§ **Aim of the exercise**
Give back each record precisely, pictures excluded.

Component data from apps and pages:
━━━━
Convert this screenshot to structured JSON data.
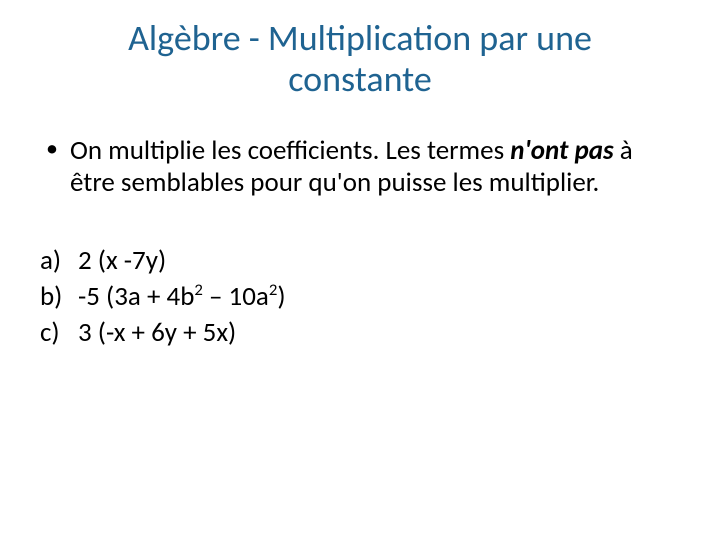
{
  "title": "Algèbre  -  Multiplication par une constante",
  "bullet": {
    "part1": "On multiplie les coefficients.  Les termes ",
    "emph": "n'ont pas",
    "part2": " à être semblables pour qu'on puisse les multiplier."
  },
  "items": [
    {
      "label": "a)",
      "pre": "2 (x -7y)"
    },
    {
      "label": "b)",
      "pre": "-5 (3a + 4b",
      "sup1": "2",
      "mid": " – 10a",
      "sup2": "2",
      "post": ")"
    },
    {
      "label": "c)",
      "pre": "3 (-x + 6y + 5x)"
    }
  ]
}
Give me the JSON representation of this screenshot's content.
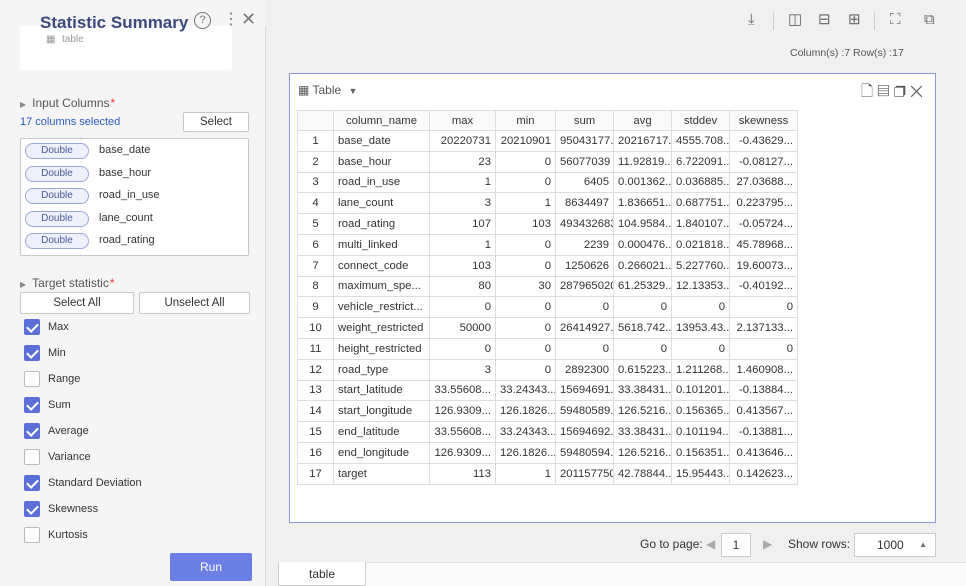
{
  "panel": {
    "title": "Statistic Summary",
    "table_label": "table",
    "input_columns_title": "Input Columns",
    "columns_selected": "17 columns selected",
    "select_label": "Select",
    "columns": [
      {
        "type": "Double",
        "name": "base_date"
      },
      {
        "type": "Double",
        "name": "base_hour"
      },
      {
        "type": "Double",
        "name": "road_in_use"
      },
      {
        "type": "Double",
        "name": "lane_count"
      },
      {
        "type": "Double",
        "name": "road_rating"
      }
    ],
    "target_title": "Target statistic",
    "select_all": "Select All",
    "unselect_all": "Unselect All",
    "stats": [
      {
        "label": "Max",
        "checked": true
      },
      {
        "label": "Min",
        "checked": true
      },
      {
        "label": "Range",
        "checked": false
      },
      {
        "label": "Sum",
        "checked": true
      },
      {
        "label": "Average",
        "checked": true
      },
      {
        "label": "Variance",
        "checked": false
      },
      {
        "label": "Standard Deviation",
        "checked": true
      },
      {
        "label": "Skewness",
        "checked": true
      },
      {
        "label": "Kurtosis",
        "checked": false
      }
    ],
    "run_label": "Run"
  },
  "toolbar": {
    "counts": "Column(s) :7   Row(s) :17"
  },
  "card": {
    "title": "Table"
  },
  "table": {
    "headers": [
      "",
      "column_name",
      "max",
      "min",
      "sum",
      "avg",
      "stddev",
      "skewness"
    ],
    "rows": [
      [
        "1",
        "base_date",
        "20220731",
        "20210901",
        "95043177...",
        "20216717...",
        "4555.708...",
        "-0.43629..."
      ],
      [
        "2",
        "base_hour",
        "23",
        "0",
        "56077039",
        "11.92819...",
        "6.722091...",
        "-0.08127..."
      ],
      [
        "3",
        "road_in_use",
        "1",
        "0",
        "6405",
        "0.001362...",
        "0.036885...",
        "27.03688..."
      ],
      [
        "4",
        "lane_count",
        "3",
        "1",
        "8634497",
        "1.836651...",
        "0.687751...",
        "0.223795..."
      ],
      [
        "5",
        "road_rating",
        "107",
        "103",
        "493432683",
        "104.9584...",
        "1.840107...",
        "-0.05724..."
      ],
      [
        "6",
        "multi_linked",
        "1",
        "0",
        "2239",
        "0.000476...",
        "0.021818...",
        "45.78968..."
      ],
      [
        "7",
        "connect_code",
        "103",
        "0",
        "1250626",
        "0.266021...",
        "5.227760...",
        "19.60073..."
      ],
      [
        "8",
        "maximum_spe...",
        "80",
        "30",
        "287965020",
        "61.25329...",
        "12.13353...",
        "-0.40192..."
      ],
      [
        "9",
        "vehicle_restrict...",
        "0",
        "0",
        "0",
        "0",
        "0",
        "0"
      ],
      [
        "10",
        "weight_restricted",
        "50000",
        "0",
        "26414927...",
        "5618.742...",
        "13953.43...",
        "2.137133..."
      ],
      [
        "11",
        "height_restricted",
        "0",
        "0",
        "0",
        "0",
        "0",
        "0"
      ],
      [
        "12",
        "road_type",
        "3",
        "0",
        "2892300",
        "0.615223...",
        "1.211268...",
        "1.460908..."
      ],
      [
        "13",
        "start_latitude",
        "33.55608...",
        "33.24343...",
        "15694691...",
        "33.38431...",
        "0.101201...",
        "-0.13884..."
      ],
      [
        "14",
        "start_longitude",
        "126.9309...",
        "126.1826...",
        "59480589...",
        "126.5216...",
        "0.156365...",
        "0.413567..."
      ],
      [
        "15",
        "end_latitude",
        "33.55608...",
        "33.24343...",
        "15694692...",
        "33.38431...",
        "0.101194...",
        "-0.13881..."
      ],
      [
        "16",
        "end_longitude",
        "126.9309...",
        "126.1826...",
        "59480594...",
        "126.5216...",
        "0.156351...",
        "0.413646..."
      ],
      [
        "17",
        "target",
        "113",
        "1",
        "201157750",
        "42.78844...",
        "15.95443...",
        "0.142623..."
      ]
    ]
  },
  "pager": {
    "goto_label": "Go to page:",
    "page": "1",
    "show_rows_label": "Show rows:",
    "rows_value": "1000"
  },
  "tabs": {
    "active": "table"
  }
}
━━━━
§ **Answer section**
Convert this screenshot to structured JSON data.
{
  "title": "Algèbre  -  Multiplication par une constante",
  "bullet": {
    "part1": "On multiplie les coefficients.  Les termes ",
    "emph": "n'ont pas",
    "part2": " à être semblables pour qu'on puisse les multiplier."
  },
  "items": [
    {
      "label": "a)",
      "pre": "2 (x -7y)"
    },
    {
      "label": "b)",
      "pre": "-5 (3a + 4b",
      "sup1": "2",
      "mid": " – 10a",
      "sup2": "2",
      "post": ")"
    },
    {
      "label": "c)",
      "pre": "3 (-x + 6y + 5x)"
    }
  ]
}
Give me the JSON representation of this screenshot's content.
{
  "panel": {
    "title": "Statistic Summary",
    "table_label": "table",
    "input_columns_title": "Input Columns",
    "columns_selected": "17 columns selected",
    "select_label": "Select",
    "columns": [
      {
        "type": "Double",
        "name": "base_date"
      },
      {
        "type": "Double",
        "name": "base_hour"
      },
      {
        "type": "Double",
        "name": "road_in_use"
      },
      {
        "type": "Double",
        "name": "lane_count"
      },
      {
        "type": "Double",
        "name": "road_rating"
      }
    ],
    "target_title": "Target statistic",
    "select_all": "Select All",
    "unselect_all": "Unselect All",
    "stats": [
      {
        "label": "Max",
        "checked": true
      },
      {
        "label": "Min",
        "checked": true
      },
      {
        "label": "Range",
        "checked": false
      },
      {
        "label": "Sum",
        "checked": true
      },
      {
        "label": "Average",
        "checked": true
      },
      {
        "label": "Variance",
        "checked": false
      },
      {
        "label": "Standard Deviation",
        "checked": true
      },
      {
        "label": "Skewness",
        "checked": true
      },
      {
        "label": "Kurtosis",
        "checked": false
      }
    ],
    "run_label": "Run"
  },
  "toolbar": {
    "counts": "Column(s) :7   Row(s) :17"
  },
  "card": {
    "title": "Table"
  },
  "table": {
    "headers": [
      "",
      "column_name",
      "max",
      "min",
      "sum",
      "avg",
      "stddev",
      "skewness"
    ],
    "rows": [
      [
        "1",
        "base_date",
        "20220731",
        "20210901",
        "95043177...",
        "20216717...",
        "4555.708...",
        "-0.43629..."
      ],
      [
        "2",
        "base_hour",
        "23",
        "0",
        "56077039",
        "11.92819...",
        "6.722091...",
        "-0.08127..."
      ],
      [
        "3",
        "road_in_use",
        "1",
        "0",
        "6405",
        "0.001362...",
        "0.036885...",
        "27.03688..."
      ],
      [
        "4",
        "lane_count",
        "3",
        "1",
        "8634497",
        "1.836651...",
        "0.687751...",
        "0.223795..."
      ],
      [
        "5",
        "road_rating",
        "107",
        "103",
        "493432683",
        "104.9584...",
        "1.840107...",
        "-0.05724..."
      ],
      [
        "6",
        "multi_linked",
        "1",
        "0",
        "2239",
        "0.000476...",
        "0.021818...",
        "45.78968..."
      ],
      [
        "7",
        "connect_code",
        "103",
        "0",
        "1250626",
        "0.266021...",
        "5.227760...",
        "19.60073..."
      ],
      [
        "8",
        "maximum_spe...",
        "80",
        "30",
        "287965020",
        "61.25329...",
        "12.13353...",
        "-0.40192..."
      ],
      [
        "9",
        "vehicle_restrict...",
        "0",
        "0",
        "0",
        "0",
        "0",
        "0"
      ],
      [
        "10",
        "weight_restricted",
        "50000",
        "0",
        "26414927...",
        "5618.742...",
        "13953.43...",
        "2.137133..."
      ],
      [
        "11",
        "height_restricted",
        "0",
        "0",
        "0",
        "0",
        "0",
        "0"
      ],
      [
        "12",
        "road_type",
        "3",
        "0",
        "2892300",
        "0.615223...",
        "1.211268...",
        "1.460908..."
      ],
      [
        "13",
        "start_latitude",
        "33.55608...",
        "33.24343...",
        "15694691...",
        "33.38431...",
        "0.101201...",
        "-0.13884..."
      ],
      [
        "14",
        "start_longitude",
        "126.9309...",
        "126.1826...",
        "59480589...",
        "126.5216...",
        "0.156365...",
        "0.413567..."
      ],
      [
        "15",
        "end_latitude",
        "33.55608...",
        "33.24343...",
        "15694692...",
        "33.38431...",
        "0.101194...",
        "-0.13881..."
      ],
      [
        "16",
        "end_longitude",
        "126.9309...",
        "126.1826...",
        "59480594...",
        "126.5216...",
        "0.156351...",
        "0.413646..."
      ],
      [
        "17",
        "target",
        "113",
        "1",
        "201157750",
        "42.78844...",
        "15.95443...",
        "0.142623..."
      ]
    ]
  },
  "pager": {
    "goto_label": "Go to page:",
    "page": "1",
    "show_rows_label": "Show rows:",
    "rows_value": "1000"
  },
  "tabs": {
    "active": "table"
  }
}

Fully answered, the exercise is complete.